I've been meaning to write about the following for some time now.
For a mother, seeing your baby for the first time is monumental. You've dreamed about it...you've pictured it in your mind...you've waited, and waited and waited. Any mother will tell you that a newborn baby looks nothing like the glossy magazine ads you are bombarded with during pregnancy. Tiny heads are "misshapen"...skin is dotted with baby acne....
The first thing I remember about my beautiful son was his cleft chin. His quivering little body...his deep eyes. His purple nose. Pediatricians exclaimed that his tiny face must have scraped my pelvic bone during his descent into the world. All we knew was that he was finally here; healthy, strong, and beautiful.
I nursed W nonstop during his first weeks. I watched his little nose wiggle up and down, like a rabbit, as he suckled. This little nose became red. A very deep red. It seemed to grow in size....unlike any kind of bruise.
Dermatologists told us that Wesley has a hemangioma, a very common type of benign tumor, that looks like a deep red build up of blood vessels. Doctors are unsure what causes them, and therefore know of no way to prevent them. These "strawberry marks" disappear on their own over the course of a few years, and generally need no medical treatment....unless they are close to any mucous membranes, such as the nose or eyes.
1 month old
Hemangiomas grow at a fast rate during the first 6 months of life. Doctors were afraid that this growth would prevent cartiledge in W's nose from forming correctly...his entire nose could "collapse"...and major reconstructive surgery would be needed. It could also have grown into his eyes.
Reluctantly, W was put on medications to prevent growth of the hemangioma. He gained much weight, and drooled nonstop. We traveled over an hour to see a pediatric dermatologist ,who I struggled to trust,once a week. He spent a weekend in the hospital. I never left the room once, and convinced the night nurse to let us cosleep.
3 months old
W stands out in a crowd, and once somebody meets him, they rarely forget his face....the baby with the red nose. I grow weary of well-intentioned (or just nosy) people asking me "what is wrong with his nose?" Sometimes, people can be cruel. I constantly hear commenting...I notice the stares we get. At Christmas, I grow tiresome of the rudolph jokes....people have exclaimed that "they hope we will get it removed"...worst of all, a stranger has actually accused me of hitting him in the face, thus causing the redness.
Halloween, 2009....matching red noses...
Maybe this seems petty....after all, our baby is healthy, sweet, and strong! Why should I care what anyone thinks or says? Ah, to an extent I don't. To an extent, we all don't. But to say that I go through life without a single care for what others think of me would be a lie. And I am not ashamed to admit it.

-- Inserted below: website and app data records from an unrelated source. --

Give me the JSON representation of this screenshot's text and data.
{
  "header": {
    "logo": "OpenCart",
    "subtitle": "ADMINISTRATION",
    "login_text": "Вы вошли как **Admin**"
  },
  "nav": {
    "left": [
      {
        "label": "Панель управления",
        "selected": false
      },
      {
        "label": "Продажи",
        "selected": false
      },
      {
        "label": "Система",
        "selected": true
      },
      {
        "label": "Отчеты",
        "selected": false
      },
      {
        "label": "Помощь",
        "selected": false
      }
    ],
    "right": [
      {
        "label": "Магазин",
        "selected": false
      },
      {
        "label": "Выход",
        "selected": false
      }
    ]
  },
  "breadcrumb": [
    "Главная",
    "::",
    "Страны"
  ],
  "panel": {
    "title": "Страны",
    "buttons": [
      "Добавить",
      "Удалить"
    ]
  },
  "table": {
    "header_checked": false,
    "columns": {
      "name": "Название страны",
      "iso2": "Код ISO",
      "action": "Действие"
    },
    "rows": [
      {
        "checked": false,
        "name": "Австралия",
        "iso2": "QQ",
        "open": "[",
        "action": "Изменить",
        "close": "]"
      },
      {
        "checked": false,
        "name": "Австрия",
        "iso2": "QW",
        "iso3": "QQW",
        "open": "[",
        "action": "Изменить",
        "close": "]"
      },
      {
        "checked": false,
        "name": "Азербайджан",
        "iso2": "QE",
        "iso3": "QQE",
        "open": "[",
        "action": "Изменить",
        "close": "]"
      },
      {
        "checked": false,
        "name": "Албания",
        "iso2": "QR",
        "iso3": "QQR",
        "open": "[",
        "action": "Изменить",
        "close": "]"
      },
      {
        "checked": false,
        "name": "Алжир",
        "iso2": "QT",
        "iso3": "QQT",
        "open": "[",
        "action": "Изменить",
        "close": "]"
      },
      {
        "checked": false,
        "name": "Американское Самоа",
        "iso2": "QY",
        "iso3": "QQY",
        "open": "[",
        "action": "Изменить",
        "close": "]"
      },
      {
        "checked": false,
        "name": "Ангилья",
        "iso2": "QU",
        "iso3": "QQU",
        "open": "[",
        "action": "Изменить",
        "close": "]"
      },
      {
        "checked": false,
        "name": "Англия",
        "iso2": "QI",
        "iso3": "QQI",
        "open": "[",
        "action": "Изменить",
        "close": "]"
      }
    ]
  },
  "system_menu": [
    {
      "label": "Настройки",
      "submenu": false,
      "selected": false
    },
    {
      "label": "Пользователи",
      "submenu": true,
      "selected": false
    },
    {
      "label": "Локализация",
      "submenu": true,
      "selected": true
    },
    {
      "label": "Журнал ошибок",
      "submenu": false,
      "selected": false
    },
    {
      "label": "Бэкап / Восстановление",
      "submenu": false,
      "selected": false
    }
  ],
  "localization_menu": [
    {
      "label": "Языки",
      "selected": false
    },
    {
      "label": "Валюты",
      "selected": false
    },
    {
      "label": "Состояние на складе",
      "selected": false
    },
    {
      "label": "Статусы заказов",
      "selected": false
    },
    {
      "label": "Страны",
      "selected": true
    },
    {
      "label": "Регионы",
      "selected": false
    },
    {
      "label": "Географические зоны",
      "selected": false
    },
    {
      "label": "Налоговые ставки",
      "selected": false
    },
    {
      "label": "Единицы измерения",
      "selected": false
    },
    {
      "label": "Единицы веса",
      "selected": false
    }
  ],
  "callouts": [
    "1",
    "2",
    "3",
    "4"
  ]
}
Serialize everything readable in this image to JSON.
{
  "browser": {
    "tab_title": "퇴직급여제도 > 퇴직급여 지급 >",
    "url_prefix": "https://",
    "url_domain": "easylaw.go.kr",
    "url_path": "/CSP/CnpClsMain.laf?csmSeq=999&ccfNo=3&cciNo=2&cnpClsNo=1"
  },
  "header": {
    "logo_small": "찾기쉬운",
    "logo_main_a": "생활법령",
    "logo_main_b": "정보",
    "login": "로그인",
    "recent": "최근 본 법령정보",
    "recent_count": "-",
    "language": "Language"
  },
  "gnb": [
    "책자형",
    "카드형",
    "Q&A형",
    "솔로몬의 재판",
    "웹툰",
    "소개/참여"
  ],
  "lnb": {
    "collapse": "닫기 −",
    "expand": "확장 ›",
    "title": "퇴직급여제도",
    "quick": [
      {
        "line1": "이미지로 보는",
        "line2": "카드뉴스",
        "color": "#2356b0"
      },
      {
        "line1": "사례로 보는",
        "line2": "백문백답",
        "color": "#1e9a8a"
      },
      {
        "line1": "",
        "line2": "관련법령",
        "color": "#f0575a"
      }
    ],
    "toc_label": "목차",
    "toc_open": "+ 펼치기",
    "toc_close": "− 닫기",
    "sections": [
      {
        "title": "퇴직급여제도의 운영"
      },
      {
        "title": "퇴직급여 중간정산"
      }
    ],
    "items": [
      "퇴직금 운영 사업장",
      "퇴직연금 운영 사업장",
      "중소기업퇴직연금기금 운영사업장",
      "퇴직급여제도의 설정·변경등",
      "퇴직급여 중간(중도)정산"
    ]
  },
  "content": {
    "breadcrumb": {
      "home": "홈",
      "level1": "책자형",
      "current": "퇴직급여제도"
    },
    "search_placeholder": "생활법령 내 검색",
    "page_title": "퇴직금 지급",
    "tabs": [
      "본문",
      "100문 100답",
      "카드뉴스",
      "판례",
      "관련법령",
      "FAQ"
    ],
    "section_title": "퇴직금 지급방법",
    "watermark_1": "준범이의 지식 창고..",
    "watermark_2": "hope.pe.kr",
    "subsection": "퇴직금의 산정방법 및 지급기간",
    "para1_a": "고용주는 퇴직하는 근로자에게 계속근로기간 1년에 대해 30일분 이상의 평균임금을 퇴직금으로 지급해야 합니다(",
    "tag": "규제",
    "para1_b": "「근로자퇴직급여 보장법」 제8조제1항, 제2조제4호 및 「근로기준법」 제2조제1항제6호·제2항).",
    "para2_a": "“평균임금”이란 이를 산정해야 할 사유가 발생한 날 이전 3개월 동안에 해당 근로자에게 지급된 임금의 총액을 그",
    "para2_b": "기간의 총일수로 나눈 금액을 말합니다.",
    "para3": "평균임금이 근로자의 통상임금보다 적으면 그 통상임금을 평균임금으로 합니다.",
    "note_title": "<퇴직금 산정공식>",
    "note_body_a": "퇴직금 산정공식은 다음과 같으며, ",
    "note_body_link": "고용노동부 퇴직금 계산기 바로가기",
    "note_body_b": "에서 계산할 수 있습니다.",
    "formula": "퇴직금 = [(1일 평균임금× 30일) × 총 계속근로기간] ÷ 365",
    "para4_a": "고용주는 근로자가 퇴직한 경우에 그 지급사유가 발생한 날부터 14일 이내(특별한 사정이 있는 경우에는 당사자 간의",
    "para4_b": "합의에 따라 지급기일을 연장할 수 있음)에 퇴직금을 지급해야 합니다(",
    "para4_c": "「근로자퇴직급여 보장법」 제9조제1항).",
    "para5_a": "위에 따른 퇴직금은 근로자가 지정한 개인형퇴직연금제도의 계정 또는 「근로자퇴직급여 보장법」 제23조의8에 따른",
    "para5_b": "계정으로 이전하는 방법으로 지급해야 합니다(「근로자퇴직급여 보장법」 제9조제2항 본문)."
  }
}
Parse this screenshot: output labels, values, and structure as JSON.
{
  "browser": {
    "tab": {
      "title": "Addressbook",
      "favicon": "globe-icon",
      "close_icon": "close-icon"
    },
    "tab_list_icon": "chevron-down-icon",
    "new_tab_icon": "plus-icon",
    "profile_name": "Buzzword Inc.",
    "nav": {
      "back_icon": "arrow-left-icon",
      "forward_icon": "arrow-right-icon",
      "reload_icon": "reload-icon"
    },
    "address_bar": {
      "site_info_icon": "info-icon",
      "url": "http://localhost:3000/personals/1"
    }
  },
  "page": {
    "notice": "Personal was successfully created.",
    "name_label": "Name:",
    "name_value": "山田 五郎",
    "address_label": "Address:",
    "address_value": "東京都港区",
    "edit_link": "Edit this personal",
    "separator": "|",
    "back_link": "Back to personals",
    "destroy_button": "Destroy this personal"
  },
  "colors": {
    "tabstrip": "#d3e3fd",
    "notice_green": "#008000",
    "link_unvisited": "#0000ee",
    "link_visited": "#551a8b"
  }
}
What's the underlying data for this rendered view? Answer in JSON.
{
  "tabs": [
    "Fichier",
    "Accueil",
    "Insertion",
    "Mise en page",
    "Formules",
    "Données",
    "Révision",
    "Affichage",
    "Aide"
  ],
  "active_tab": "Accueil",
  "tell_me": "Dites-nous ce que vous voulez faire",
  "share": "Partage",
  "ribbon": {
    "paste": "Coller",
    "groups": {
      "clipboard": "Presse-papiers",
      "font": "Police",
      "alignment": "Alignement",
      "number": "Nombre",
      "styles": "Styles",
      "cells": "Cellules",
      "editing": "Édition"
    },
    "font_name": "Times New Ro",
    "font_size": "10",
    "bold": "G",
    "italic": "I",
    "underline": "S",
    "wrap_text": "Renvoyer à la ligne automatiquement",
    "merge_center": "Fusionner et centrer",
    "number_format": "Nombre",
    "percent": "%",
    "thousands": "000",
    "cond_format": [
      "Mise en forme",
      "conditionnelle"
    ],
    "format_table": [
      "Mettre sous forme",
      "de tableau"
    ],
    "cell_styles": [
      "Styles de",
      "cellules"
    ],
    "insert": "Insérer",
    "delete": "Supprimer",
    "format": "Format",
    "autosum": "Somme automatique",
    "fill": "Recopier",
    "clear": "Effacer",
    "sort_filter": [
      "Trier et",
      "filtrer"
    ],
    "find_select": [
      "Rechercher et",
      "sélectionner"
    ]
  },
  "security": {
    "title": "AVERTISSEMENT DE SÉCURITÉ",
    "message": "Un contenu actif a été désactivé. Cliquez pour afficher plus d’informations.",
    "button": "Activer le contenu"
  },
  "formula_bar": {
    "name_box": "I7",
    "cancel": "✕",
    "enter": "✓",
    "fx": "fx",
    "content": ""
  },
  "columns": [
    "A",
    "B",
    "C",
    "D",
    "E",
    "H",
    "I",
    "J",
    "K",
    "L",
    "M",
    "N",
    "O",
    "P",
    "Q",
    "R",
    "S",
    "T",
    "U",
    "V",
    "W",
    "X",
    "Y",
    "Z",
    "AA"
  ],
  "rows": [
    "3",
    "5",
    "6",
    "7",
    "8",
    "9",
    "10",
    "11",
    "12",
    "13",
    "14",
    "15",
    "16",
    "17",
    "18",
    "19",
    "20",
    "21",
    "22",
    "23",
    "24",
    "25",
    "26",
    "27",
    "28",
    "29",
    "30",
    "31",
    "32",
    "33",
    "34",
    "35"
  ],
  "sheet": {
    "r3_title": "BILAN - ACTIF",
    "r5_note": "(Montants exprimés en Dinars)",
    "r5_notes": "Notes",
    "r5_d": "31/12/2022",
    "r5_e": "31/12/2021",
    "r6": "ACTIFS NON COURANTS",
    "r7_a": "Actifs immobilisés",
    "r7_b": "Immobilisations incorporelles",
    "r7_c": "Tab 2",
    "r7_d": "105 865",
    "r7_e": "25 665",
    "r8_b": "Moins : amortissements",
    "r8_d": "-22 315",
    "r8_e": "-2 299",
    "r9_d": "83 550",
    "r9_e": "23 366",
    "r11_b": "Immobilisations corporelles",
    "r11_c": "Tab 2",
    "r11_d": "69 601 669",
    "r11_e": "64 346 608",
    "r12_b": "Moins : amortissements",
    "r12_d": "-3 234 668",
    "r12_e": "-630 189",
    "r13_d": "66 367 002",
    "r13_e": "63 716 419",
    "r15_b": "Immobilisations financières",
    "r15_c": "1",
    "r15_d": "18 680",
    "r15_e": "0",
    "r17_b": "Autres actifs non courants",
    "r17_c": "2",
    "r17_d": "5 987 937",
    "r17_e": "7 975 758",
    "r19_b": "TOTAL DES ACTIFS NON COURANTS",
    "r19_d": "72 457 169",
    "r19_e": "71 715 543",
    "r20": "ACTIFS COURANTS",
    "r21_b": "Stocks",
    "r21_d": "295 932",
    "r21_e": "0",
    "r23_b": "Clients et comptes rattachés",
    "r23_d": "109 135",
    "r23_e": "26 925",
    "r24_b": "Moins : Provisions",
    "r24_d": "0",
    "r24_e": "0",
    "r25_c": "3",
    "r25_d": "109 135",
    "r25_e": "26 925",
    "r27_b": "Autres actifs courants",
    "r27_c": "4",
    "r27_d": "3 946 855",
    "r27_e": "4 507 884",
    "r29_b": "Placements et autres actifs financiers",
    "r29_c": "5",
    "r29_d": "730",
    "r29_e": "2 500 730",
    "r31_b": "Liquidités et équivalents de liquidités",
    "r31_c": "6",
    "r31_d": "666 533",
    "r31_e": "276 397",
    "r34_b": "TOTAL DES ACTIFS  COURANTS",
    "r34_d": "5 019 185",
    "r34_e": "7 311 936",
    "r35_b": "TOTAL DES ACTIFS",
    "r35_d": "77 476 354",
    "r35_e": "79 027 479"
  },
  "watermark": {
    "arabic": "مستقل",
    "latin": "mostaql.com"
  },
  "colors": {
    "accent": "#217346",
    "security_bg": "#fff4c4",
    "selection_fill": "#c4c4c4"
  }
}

A few years back, heavy makeup was my best friend. As an acne sufferer, I did meticulous spackle jobs on my face every morning. During my short career as a commercial model, I hated showing up to a shoot without makeup on. I hid behind powder, blush, and eyeliner daily. Photos looked beautiful....but how much of them were really me? Outter beauty is such a facade...anyone can look fantastic in the right lighting and with a skilled photographer.
Time has passed...dermatologists have offered a laser treatment to prematurely reduce the redness on W's nose. Apparently, this is a popular choice for parents in our situation. "Will it hurt?", I ask. "Like rubberbands snapping against the face", the doctor replies. A laser in a one-year olds face? Just to "correct" his appearance? But, this is my baby. This is him! Why should he be altered? I suppose he wasn't meant to look like everybody else. This is his spirit.
11 months old
W's nose will most likely be flesh toned by the time he is school age. People still comment, of course. Children ask questions, as they naturally will. A dear friend of mine once told a child that W was "kissed by an angel that wore red lipstick." This remains my favorite response for children and adults alike.
Present day, 14 months old (hallway fashion show...!)
This past weekend...
I haven't worn skin powder in months. I feel fresh, confident, and revived. I feel beautiful and important...even though a comb rarely touches my head these days, much less a makeup brush! This whole experience has been a lesson learned; and an important one....My son inspires me in everything I do, whether he knows it yet or not. Thank you for reading!
No makeup. Just skin.